Awhile back, I came across the case of Deborah "Debbie" McCall from Downers Grove, Illinois. She has been missing nearly a year before the unidentified body was found. She matched the physical description, apart from eye color and even wore a gold chain around her neck, like the victim. The difference in eye color could be due to a mistake made by either the medical examiner or by the missing person report as well as clouding that may have occurred in the eyes after death, which does happen. Sometimes, eyes change color due to lighting, as I experience myself, as my eyes are blue but have turned green in bright sunlight.

Second comparison (middle image by Karen T. Taylor)

Debbie has been excluded from the case, yet I still believe there could be a chance that she could have been accidentally ruled out, as I've seen such a thing happen before. I'm not sure what method was used for the exclusion, but I believe that DNA should be compared between the two if it hasn't been already, as this method is the most precise way to exclude individuals.

I hope one day I'll be able to call this girl by her real name.
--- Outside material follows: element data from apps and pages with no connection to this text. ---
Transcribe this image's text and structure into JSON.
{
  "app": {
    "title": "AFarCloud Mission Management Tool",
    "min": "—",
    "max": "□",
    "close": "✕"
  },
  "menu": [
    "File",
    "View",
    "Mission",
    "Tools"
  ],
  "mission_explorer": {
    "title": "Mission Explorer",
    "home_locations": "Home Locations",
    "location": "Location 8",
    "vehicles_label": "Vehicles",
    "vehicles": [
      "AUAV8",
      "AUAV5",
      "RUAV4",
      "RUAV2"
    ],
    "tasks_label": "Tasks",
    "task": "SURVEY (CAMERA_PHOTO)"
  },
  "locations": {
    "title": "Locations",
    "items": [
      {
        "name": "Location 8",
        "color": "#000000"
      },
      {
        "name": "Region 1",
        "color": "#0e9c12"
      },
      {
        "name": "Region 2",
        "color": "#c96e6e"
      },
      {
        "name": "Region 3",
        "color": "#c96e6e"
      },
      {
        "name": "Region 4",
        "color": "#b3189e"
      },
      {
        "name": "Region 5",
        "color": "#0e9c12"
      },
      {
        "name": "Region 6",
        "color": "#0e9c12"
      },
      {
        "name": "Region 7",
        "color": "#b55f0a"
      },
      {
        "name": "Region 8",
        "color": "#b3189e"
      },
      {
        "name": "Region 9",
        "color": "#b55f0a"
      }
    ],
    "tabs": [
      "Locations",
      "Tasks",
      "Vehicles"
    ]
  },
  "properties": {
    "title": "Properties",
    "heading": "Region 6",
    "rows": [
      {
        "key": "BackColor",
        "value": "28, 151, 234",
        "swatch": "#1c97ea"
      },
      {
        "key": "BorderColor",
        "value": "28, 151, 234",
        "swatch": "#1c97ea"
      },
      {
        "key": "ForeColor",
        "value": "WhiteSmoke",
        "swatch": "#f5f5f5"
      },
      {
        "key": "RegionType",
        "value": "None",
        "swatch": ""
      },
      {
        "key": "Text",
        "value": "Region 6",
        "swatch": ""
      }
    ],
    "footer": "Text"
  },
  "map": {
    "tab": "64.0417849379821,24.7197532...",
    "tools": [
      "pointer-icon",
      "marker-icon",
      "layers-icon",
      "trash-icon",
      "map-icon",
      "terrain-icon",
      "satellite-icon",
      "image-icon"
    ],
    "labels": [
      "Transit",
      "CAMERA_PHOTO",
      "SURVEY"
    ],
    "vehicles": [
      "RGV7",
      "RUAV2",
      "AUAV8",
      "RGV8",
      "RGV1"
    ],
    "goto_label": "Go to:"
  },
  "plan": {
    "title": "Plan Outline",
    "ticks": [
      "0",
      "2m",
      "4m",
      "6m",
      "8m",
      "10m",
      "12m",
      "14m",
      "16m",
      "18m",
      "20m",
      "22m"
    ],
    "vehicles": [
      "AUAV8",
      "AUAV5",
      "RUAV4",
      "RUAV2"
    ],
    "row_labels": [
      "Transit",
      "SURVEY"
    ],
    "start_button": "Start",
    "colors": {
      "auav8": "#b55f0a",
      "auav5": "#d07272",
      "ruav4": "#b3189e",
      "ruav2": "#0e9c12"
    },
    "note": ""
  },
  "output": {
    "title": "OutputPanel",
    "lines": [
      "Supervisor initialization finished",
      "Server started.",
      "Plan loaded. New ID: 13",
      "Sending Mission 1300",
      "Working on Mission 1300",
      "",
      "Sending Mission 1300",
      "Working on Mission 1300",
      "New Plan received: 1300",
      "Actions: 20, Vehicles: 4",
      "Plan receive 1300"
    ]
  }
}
I know thirty-four years is a long time, but old cases aren't hopeless. Most recently, the case of Tammy Alexander, which I've written about before was solved after thirty-five years. Another includes a man, Robert Daniel Corriveau, identified forty-four years after his death in 1968.

One thing that everyone needs to realize is that missing people need to be reported. Countless cases have been solved after someone makes the decision to file a report years and sometimes decades late. If you've lost touch with a friend: look for them on the web. If you're estranged from a family member whom nobody has heard from in a long period of time, do the same. If all else fails, file a report. You might just put to rest a mystery that appears unsolvable.